§ **Description of the task**
In the records below, some lines hold the word "JSON". Copy each of those lines.

Entries taken from a collection:
^^^^
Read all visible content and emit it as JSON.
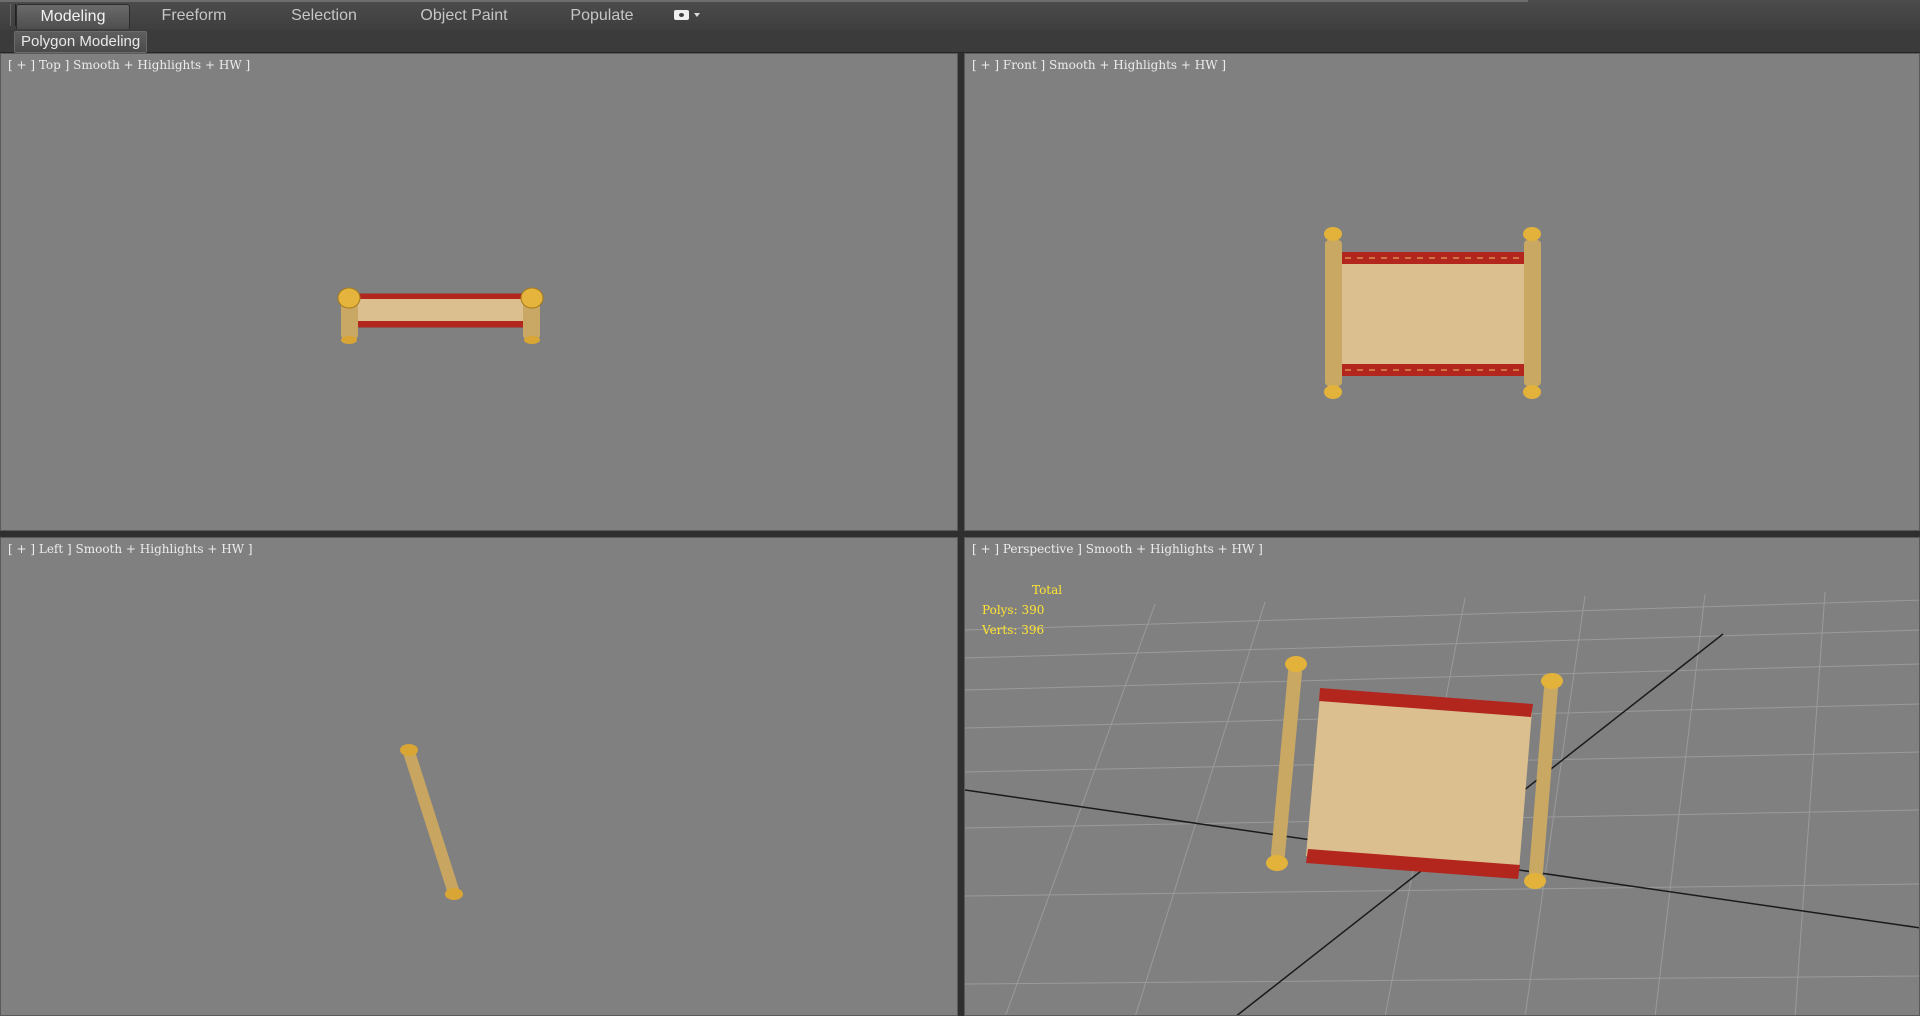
{
  "ribbon": {
    "tabs": [
      {
        "label": "Modeling",
        "active": true
      },
      {
        "label": "Freeform",
        "active": false
      },
      {
        "label": "Selection",
        "active": false
      },
      {
        "label": "Object Paint",
        "active": false
      },
      {
        "label": "Populate",
        "active": false
      }
    ],
    "options_icon": "camera-icon"
  },
  "subribbon": {
    "panel_label": "Polygon Modeling"
  },
  "viewports": {
    "top": {
      "label": "[ + ] Top ] Smooth + Highlights + HW ]"
    },
    "front": {
      "label": "[ + ] Front ] Smooth + Highlights + HW ]"
    },
    "left": {
      "label": "[ + ] Left ] Smooth + Highlights + HW ]"
    },
    "persp": {
      "label": "[ + ] Perspective ] Smooth + Highlights + HW ]"
    }
  },
  "stats": {
    "total_label": "Total",
    "polys": "Polys: 390",
    "verts": "Verts: 396"
  },
  "colors": {
    "viewport_bg": "#808080",
    "parchment": "#dbbf8e",
    "border_red": "#b2261e",
    "gold": "#d4a437",
    "stats_text": "#ffe433"
  }
}
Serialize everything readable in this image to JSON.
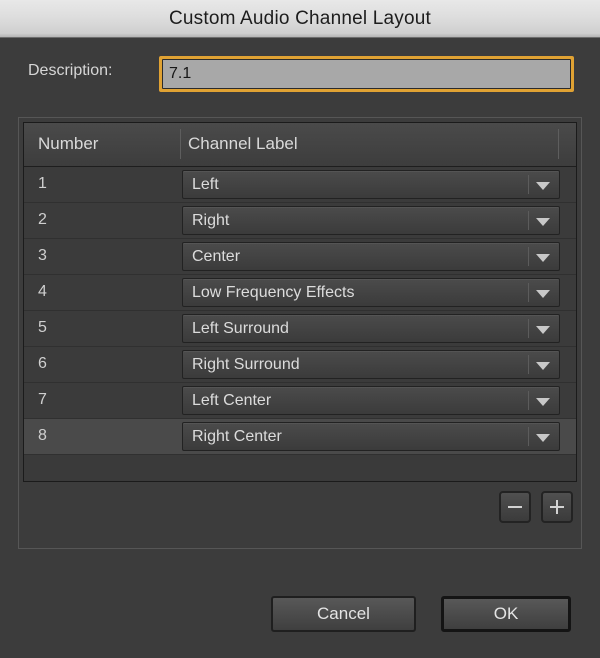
{
  "window": {
    "title": "Custom Audio Channel Layout"
  },
  "description": {
    "label": "Description:",
    "value": "7.1",
    "placeholder": ""
  },
  "table": {
    "columns": [
      "Number",
      "Channel Label"
    ],
    "rows": [
      {
        "number": "1",
        "label": "Left",
        "selected": false
      },
      {
        "number": "2",
        "label": "Right",
        "selected": false
      },
      {
        "number": "3",
        "label": "Center",
        "selected": false
      },
      {
        "number": "4",
        "label": "Low Frequency Effects",
        "selected": false
      },
      {
        "number": "5",
        "label": "Left Surround",
        "selected": false
      },
      {
        "number": "6",
        "label": "Right Surround",
        "selected": false
      },
      {
        "number": "7",
        "label": "Left Center",
        "selected": false
      },
      {
        "number": "8",
        "label": "Right Center",
        "selected": true
      }
    ]
  },
  "list_controls": {
    "remove_label": "–",
    "add_label": "+",
    "remove_icon": "minus-icon",
    "add_icon": "plus-icon"
  },
  "footer": {
    "cancel_label": "Cancel",
    "ok_label": "OK"
  },
  "colors": {
    "dialog_background": "#3c3c3c",
    "titlebar_top": "#e8e8e8",
    "titlebar_bottom": "#b4b4b4",
    "focus_ring": "#e0a233",
    "text_primary": "#dcdcdc",
    "field_background": "#a8a8a8",
    "row_selected": "#4a4a4a"
  }
}
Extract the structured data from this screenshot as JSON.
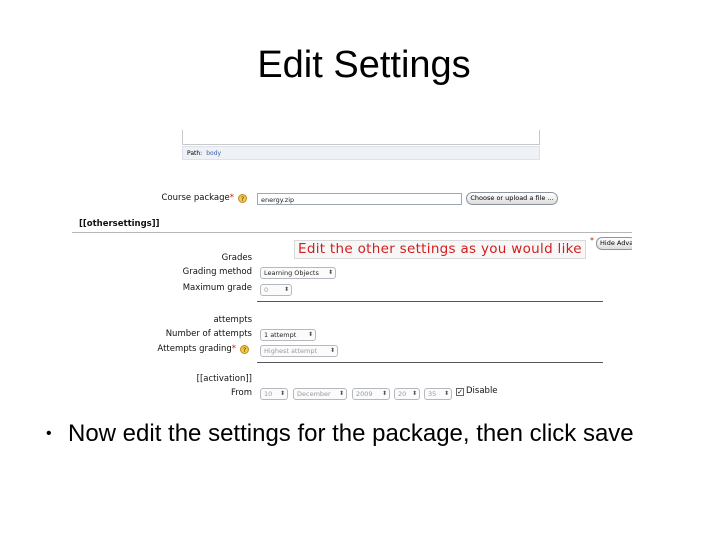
{
  "slide": {
    "title": "Edit Settings",
    "bullet": "Now edit the settings for the package, then click save"
  },
  "screenshot": {
    "path_label": "Path:",
    "path_value": "body",
    "course_package_label": "Course package",
    "course_package_value": "energy.zip",
    "choose_button": "Choose or upload a file ...",
    "section_header": "[[othersettings]]",
    "annotation": "Edit the other settings as you would like",
    "hide_advanced": "Hide Advanced",
    "grades_label": "Grades",
    "grading_method_label": "Grading method",
    "grading_method_value": "Learning Objects",
    "maximum_grade_label": "Maximum grade",
    "maximum_grade_value": "0",
    "attempts_label": "attempts",
    "number_of_attempts_label": "Number of attempts",
    "number_of_attempts_value": "1 attempt",
    "attempts_grading_label": "Attempts grading",
    "attempts_grading_value": "Highest attempt",
    "activation_label": "[[activation]]",
    "from_label": "From",
    "from_day": "10",
    "from_month": "December",
    "from_year": "2009",
    "from_hour": "20",
    "from_minute": "35",
    "disable_label": "Disable",
    "disable_checked": true,
    "required_mark": "*",
    "help_glyph": "?",
    "select_arrow": "⬍",
    "check_mark": "✓"
  },
  "colors": {
    "annotation": "#d31d1d",
    "required": "#cc2200",
    "help_icon": "#f2c84b"
  }
}
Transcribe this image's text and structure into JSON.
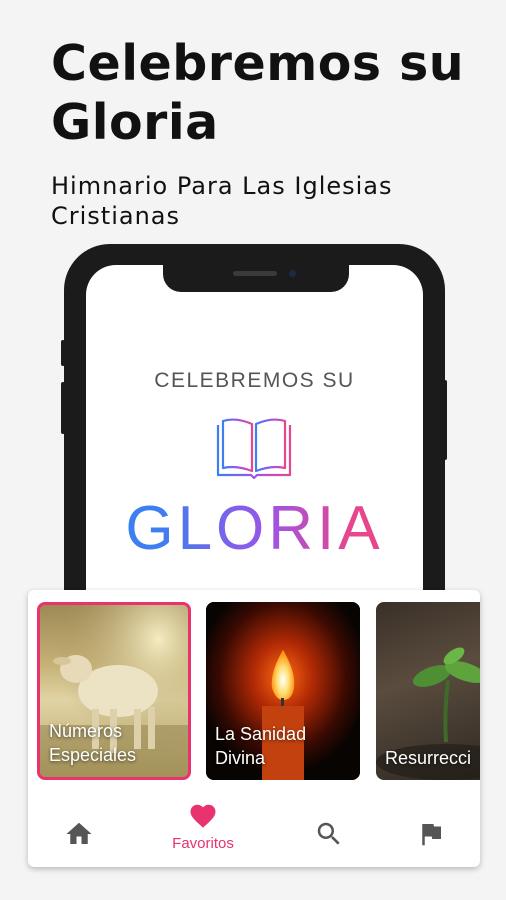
{
  "headline": "Celebremos su Gloria",
  "subtitle": "Himnario Para Las Iglesias Cristianas",
  "phone_screen": {
    "brand_top": "CELEBREMOS SU",
    "brand_main": "GLORIA",
    "book_icon": "open-book-icon"
  },
  "categories": [
    {
      "label_line1": "Números",
      "label_line2": "Especiales",
      "selected": true
    },
    {
      "label_line1": "La Sanidad",
      "label_line2": "Divina",
      "selected": false
    },
    {
      "label_line1": "",
      "label_line2": "Resurrecci",
      "selected": false
    }
  ],
  "nav": {
    "items": [
      {
        "icon": "home-icon",
        "label": ""
      },
      {
        "icon": "heart-icon",
        "label": "Favoritos",
        "active": true
      },
      {
        "icon": "search-icon",
        "label": ""
      },
      {
        "icon": "flag-icon",
        "label": ""
      }
    ]
  },
  "colors": {
    "accent": "#e8336f",
    "icon_gray": "#555555",
    "gloria_gradient_start": "#3b7ff0",
    "gloria_gradient_mid": "#9b55e8",
    "gloria_gradient_end": "#e8468c"
  }
}
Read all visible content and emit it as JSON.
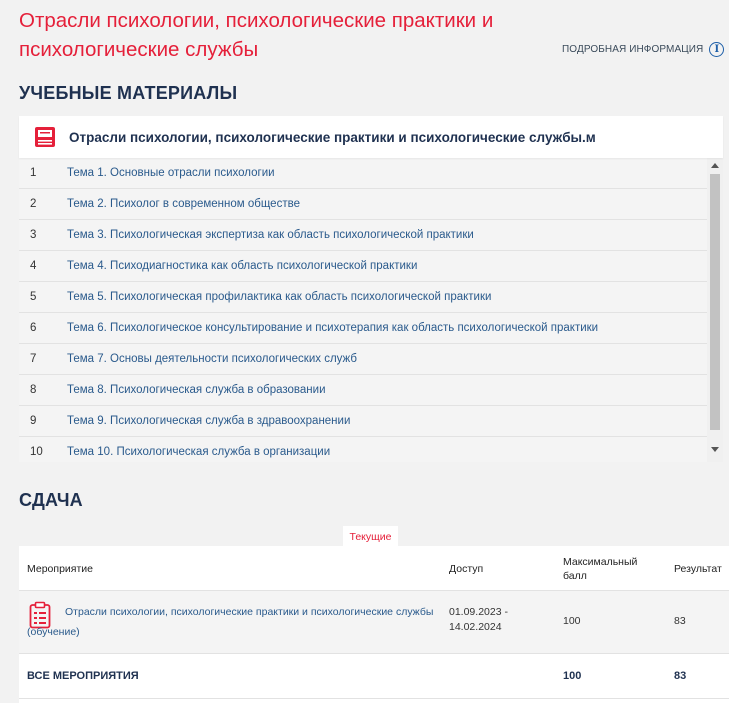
{
  "page": {
    "title": "Отрасли психологии, психологические практики и психологические службы",
    "info_link": "ПОДРОБНАЯ ИНФОРМАЦИЯ"
  },
  "materials": {
    "section_title": "УЧЕБНЫЕ МАТЕРИАЛЫ",
    "header": "Отрасли психологии, психологические практики и психологические службы.м",
    "items": [
      {
        "num": "1",
        "label": "Тема 1. Основные отрасли психологии"
      },
      {
        "num": "2",
        "label": "Тема 2. Психолог в современном обществе"
      },
      {
        "num": "3",
        "label": "Тема 3. Психологическая экспертиза как область психологической практики"
      },
      {
        "num": "4",
        "label": "Тема 4. Психодиагностика как область психологической практики"
      },
      {
        "num": "5",
        "label": "Тема 5. Психологическая профилактика как область психологической практики"
      },
      {
        "num": "6",
        "label": "Тема 6. Психологическое консультирование и психотерапия как область психологической практики"
      },
      {
        "num": "7",
        "label": "Тема 7. Основы деятельности психологических служб"
      },
      {
        "num": "8",
        "label": "Тема 8. Психологическая служба в образовании"
      },
      {
        "num": "9",
        "label": "Тема 9. Психологическая служба в здравоохранении"
      },
      {
        "num": "10",
        "label": "Тема 10. Психологическая служба в организации"
      }
    ]
  },
  "submission": {
    "section_title": "СДАЧА",
    "tab": "Текущие",
    "columns": {
      "event": "Мероприятие",
      "access": "Доступ",
      "max_score_1": "Максимальный",
      "max_score_2": "балл",
      "result": "Результат"
    },
    "row": {
      "title": "Отрасли психологии, психологические практики и психологические службы",
      "subtitle": "(обучение)",
      "access_1": "01.09.2023 -",
      "access_2": "14.02.2024",
      "max_score": "100",
      "result": "83"
    },
    "total": {
      "label": "ВСЕ МЕРОПРИЯТИЯ",
      "max_score": "100",
      "result": "83"
    }
  },
  "colors": {
    "accent": "#e5203a",
    "link": "#2a5a8c",
    "heading": "#1f3150"
  },
  "icons": [
    "info-icon",
    "book-icon",
    "clipboard-icon"
  ]
}
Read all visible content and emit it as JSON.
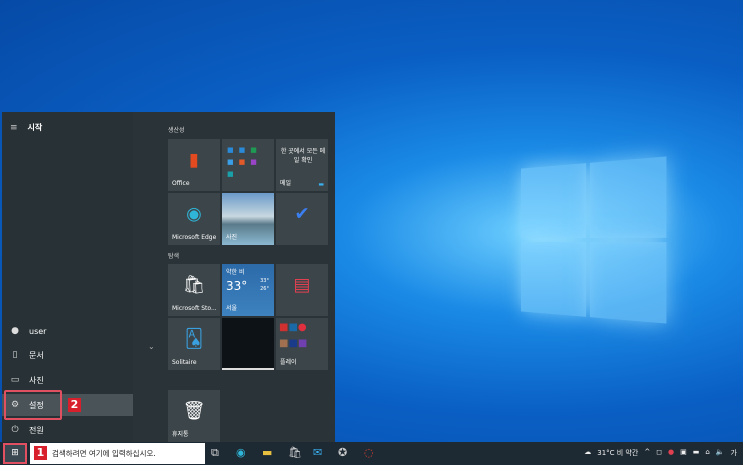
{
  "start_menu": {
    "title": "시작",
    "left_items": [
      {
        "label": "user",
        "icon": "user-avatar-icon"
      },
      {
        "label": "문서",
        "icon": "document-icon"
      },
      {
        "label": "사진",
        "icon": "pictures-icon"
      },
      {
        "label": "설정",
        "icon": "gear-icon"
      },
      {
        "label": "전원",
        "icon": "power-icon"
      }
    ],
    "groups": {
      "productivity": "생산성",
      "explore": "탐색"
    },
    "tiles": {
      "office": "Office",
      "mail_text": "한 곳에서 모든 메일 확인",
      "mail": "메일",
      "edge": "Microsoft Edge",
      "photos": "사진",
      "weather_cond": "약한 비",
      "weather_temp": "33°",
      "weather_hi": "33°",
      "weather_lo": "26°",
      "weather_city": "서울",
      "store": "Microsoft Sto...",
      "solitaire": "Solitaire",
      "play": "플레이",
      "recycle": "휴지통"
    }
  },
  "annotations": {
    "step1": "1",
    "step2": "2"
  },
  "taskbar": {
    "search_placeholder": "검색하려면 여기에 입력하십시오.",
    "weather": "31°C 비 약간",
    "ime": "가"
  }
}
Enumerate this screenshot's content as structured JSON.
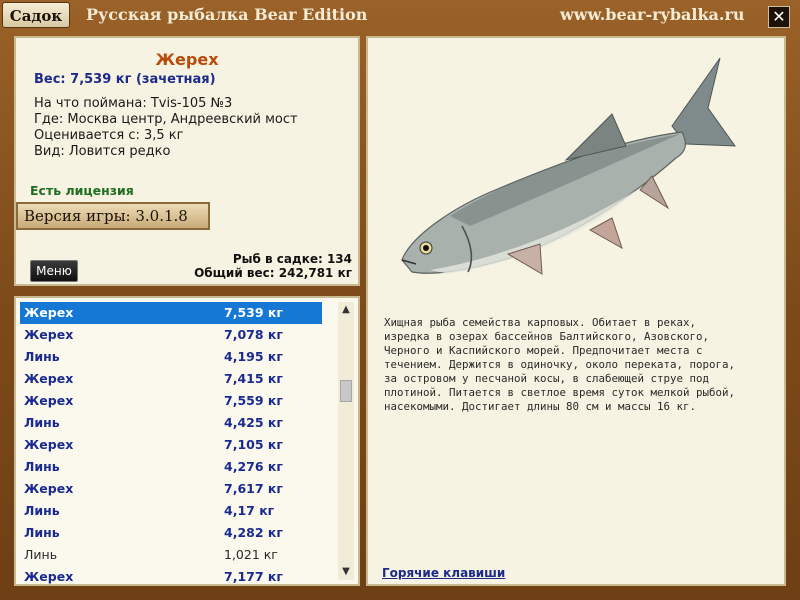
{
  "titlebar": {
    "sadok_label": "Садок",
    "app_title": "Русская рыбалка Bear Edition",
    "site_url": "www.bear-rybalka.ru",
    "close_label": "✕"
  },
  "info": {
    "fish_name": "Жерех",
    "weight_line": "Вес: 7,539 кг (зачетная)",
    "caught_on": "На что поймана: Tvis-105 №3",
    "location": "Где: Москва центр, Андреевский мост",
    "valued_from": "Оценивается с: 3,5 кг",
    "kind": "Вид: Ловится редко",
    "license": "Есть лицензия",
    "version": "Версия игры: 3.0.1.8",
    "menu_label": "Меню",
    "fish_count": "Рыб в садке: 134",
    "total_weight": "Общий вес: 242,781 кг"
  },
  "catch_list": [
    {
      "name": "Жерех",
      "weight": "7,539 кг"
    },
    {
      "name": "Жерех",
      "weight": "7,078 кг"
    },
    {
      "name": "Линь",
      "weight": "4,195 кг"
    },
    {
      "name": "Жерех",
      "weight": "7,415 кг"
    },
    {
      "name": "Жерех",
      "weight": "7,559 кг"
    },
    {
      "name": "Линь",
      "weight": "4,425 кг"
    },
    {
      "name": "Жерех",
      "weight": "7,105 кг"
    },
    {
      "name": "Линь",
      "weight": "4,276 кг"
    },
    {
      "name": "Жерех",
      "weight": "7,617 кг"
    },
    {
      "name": "Линь",
      "weight": "4,17 кг"
    },
    {
      "name": "Линь",
      "weight": "4,282 кг"
    },
    {
      "name": "Линь",
      "weight": "1,021 кг"
    },
    {
      "name": "Жерех",
      "weight": "7,177 кг"
    }
  ],
  "detail": {
    "description_lines": [
      "Хищная рыба семейства карповых. Обитает в реках,",
      "изредка в озерах бассейнов Балтийского, Азовского,",
      "Черного и Каспийского морей. Предпочитает места с",
      "течением. Держится в одиночку, около переката, порога,",
      "за островом у песчаной косы, в слабеющей струе под",
      "плотиной. Питается в светлое время суток мелкой рыбой,",
      "насекомыми. Достигает длины 80 см и массы 16 кг."
    ],
    "hotkeys_label": "Горячие клавиши"
  },
  "icons": {
    "scroll_up": "chevron-up-icon",
    "scroll_down": "chevron-down-icon",
    "close": "close-icon"
  },
  "colors": {
    "frame": "#7d4a1a",
    "panel": "#f7f3e2",
    "selected_row": "#1478d4",
    "fish_name": "#b84a0c",
    "link": "#1c2a8a",
    "license": "#1f6e1f"
  }
}
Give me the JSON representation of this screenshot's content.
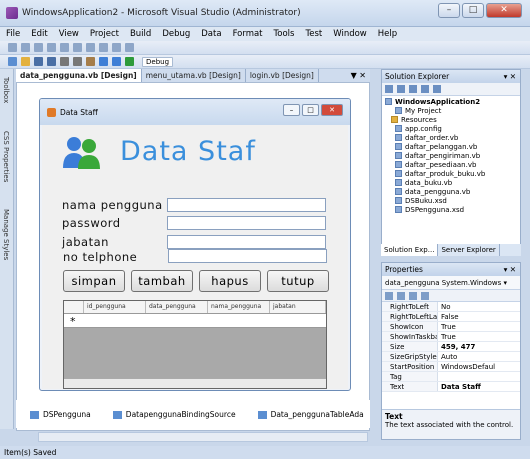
{
  "window": {
    "title": "WindowsApplication2 - Microsoft Visual Studio (Administrator)",
    "min": "–",
    "max": "□",
    "close": "✕"
  },
  "menu": [
    "File",
    "Edit",
    "View",
    "Project",
    "Build",
    "Debug",
    "Data",
    "Format",
    "Tools",
    "Test",
    "Window",
    "Help"
  ],
  "toolbar": {
    "debug_dropdown": "Debug"
  },
  "left_tools": [
    "Toolbox",
    "CSS Properties",
    "Manage Styles"
  ],
  "tabs": [
    "data_pengguna.vb [Design]",
    "menu_utama.vb [Design]",
    "login.vb [Design]"
  ],
  "tabs_pin": "▼ ✕",
  "form": {
    "caption": "Data Staff",
    "heading": "Data Staf",
    "labels": [
      "nama pengguna",
      "password",
      "jabatan",
      "no telphone"
    ],
    "buttons": [
      "simpan",
      "tambah",
      "hapus",
      "tutup"
    ],
    "grid_columns": [
      "id_pengguna",
      "data_pengguna",
      "nama_pengguna",
      "jabatan"
    ],
    "new_row_marker": "*"
  },
  "tray": [
    "DSPengguna",
    "DatapenggunaBindingSource",
    "Data_penggunaTableAda"
  ],
  "status": "Item(s) Saved",
  "solution_explorer": {
    "title": "Solution Explorer",
    "pin": "▾ ✕",
    "items": [
      "WindowsApplication2",
      "My Project",
      "Resources",
      "app.config",
      "daftar_order.vb",
      "daftar_pelanggan.vb",
      "daftar_pengiriman.vb",
      "daftar_pesediaan.vb",
      "daftar_produk_buku.vb",
      "data_buku.vb",
      "data_pengguna.vb",
      "DSBuku.xsd",
      "DSPengguna.xsd"
    ],
    "tabs": [
      "Solution Exp...",
      "Server Explorer"
    ]
  },
  "properties": {
    "title": "Properties",
    "pin": "▾ ✕",
    "object": "data_pengguna System.Windows ▾",
    "rows": [
      {
        "k": "RightToLeft",
        "v": "No"
      },
      {
        "k": "RightToLeftLay",
        "v": "False"
      },
      {
        "k": "ShowIcon",
        "v": "True"
      },
      {
        "k": "ShowInTaskbar",
        "v": "True"
      },
      {
        "k": "Size",
        "v": "459, 477"
      },
      {
        "k": "SizeGripStyle",
        "v": "Auto"
      },
      {
        "k": "StartPosition",
        "v": "WindowsDefaul"
      },
      {
        "k": "Tag",
        "v": ""
      },
      {
        "k": "Text",
        "v": "Data Staff"
      }
    ],
    "desc_title": "Text",
    "desc": "The text associated with the control."
  },
  "colors": {
    "heading": "#3a8fdc",
    "accent": "#5b8ed1"
  }
}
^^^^
§ **Exercise response**
Read all visible content and emit it as JSON.
Serialize everything readable in this image to JSON.
Extract the structured data from this screenshot as JSON.
Transcribe this image's text and structure into JSON.
Read all visible content and emit it as JSON.
Read all visible content and emit it as JSON.
Enumerate this screenshot's content as structured JSON.
Give me the JSON representation of this screenshot's content.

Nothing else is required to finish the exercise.